This isn’t to say that these cups aren’t safe, but if you are the sort of person who is concerned about limiting exposure to potentially harmful ingredients, then you might want to think carefully about what your cup is made from, and check that it has passed relevant safety tests.
Cheapness sometimes comes at a price. This can include avoiding the costs of product research and development, and paying employees a fair wage.
I don’t profess to know exactly how cups are made, but I do know that some brands have got people like myself to be a tester for their cup while it was in the design process. Then based on feedback, they make changes, possibly send more samples out to the testers, then when they are confident in their product they go into production. Sometimes this process can take almost a whole year! So there would have been considerable expense in getting the initial design, then getting it redesigned as well as making and sending out the tester cups.
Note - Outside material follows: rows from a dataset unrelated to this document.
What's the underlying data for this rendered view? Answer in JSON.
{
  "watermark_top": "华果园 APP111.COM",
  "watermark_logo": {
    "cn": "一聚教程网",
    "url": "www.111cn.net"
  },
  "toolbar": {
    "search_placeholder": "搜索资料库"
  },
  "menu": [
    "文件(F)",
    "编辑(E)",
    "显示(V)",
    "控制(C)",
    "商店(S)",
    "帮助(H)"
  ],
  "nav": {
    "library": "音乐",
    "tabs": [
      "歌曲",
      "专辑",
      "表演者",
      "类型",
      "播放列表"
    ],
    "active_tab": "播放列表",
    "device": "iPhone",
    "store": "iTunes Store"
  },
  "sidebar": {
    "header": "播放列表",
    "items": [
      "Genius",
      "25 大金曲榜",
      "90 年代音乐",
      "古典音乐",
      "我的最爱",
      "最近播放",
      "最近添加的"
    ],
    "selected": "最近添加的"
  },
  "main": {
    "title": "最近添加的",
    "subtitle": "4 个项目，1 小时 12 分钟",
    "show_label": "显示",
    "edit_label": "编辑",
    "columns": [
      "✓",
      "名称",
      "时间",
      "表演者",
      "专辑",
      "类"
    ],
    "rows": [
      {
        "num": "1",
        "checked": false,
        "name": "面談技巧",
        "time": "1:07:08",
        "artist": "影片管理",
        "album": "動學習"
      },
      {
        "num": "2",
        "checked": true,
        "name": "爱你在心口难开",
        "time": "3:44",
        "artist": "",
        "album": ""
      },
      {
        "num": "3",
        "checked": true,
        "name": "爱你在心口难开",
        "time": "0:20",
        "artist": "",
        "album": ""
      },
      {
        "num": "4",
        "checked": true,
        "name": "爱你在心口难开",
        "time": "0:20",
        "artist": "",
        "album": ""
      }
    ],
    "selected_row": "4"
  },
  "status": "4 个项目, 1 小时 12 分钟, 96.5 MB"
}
Other cup brands have changed their designs and silicone formulas to better suit customers preferences after they have been out on the market for a while.
So some existing cup companies put a lot of time and money into producing their brand of cup. If another company comes along, buys one of their cups, takes a mold of it and starts making a new cup that is an exact copy or close enough to it – Not exactly fair is it?
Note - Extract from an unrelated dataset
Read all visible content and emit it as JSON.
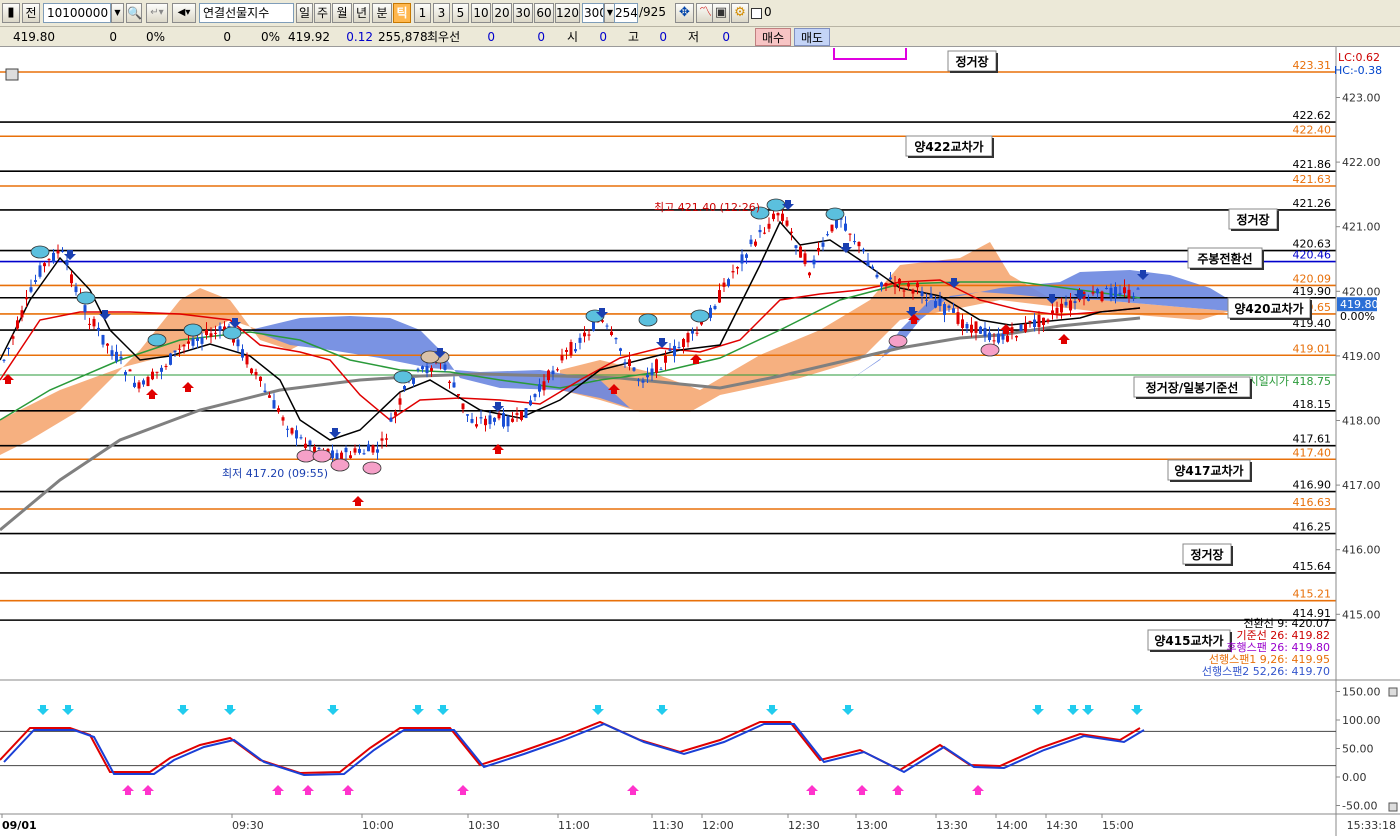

Now, that sort of thing doesn’t bother some people… and to an extent, many of us use products that were once someone’s original design and are now being produced by others (jeans for example)…. But while commercial theft is common…. it doesn’t really make it right does it? The menstrual cup market is also fairly small, so stealing a design off a small company is often considered to be worse than someone stealing off a larger one…
To me there is a difference between taking “inspiration” from someone else, “copying” someones idea but adding your own changes to it, or completely making an exact replica. I think the first 2 are acceptable, but I don’t like to condone the latter.
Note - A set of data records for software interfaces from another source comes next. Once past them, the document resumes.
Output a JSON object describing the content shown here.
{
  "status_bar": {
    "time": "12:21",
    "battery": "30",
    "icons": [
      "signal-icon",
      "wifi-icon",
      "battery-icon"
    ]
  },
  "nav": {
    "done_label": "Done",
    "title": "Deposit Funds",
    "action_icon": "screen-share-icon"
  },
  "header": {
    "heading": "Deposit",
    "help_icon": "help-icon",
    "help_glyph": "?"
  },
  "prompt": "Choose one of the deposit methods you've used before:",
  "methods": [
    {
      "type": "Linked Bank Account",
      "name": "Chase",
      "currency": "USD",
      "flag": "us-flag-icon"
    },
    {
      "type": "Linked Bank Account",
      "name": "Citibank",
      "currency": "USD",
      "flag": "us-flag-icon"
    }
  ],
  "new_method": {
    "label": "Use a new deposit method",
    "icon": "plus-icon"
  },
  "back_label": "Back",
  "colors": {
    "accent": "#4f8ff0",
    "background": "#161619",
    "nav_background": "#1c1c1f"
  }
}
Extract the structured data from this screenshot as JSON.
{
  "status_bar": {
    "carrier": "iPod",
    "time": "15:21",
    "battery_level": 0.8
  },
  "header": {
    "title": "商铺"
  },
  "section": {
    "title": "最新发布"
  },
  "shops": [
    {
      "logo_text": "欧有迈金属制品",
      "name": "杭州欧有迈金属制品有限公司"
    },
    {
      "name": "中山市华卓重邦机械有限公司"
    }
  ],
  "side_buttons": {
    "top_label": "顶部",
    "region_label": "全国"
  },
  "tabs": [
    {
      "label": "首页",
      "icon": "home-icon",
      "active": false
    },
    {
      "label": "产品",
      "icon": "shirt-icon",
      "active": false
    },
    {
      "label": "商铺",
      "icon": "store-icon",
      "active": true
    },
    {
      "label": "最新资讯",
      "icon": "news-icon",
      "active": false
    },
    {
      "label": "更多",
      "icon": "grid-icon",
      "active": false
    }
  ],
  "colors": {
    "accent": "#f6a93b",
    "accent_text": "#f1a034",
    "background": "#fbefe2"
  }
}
For example, Miacup had a very similar shape to the Mooncup and Keeper, but they changed the stem design to a flat tab and made their silicone opaque. The cups with the hearts or moons on the stems (like the one I bought to review) – those have a body shape exactly the same as the Lunette, again they changed the stem and made it opaque. So they have added their own unique elements to the design and not made a complete copy. Unlike “Aneer” and those other cups, which appear to be a copy of the Lunette design without making any significant changes to make it their own design.
Also if you consider the working conditions…. While I’m sure a lot of the process is done by machine, there will still be some hands-on work needed, and if cups are selling for as low as 50c each, how likely is it that the factory employees are making a decent wage? Other than the humanitarian issues of that (Supporting “sweatshops” and “Slave” labour) … if you have employees who don’t get paid much, quality sometimes suffers. While there is no guarantee that a brand whose cups are more expensive is paying their staff well either (some of the large well known brands have their cups made in China too), if they are charging more for the cups, then they likely have more money to be able to spend on employee wages.
— Just some things to think about.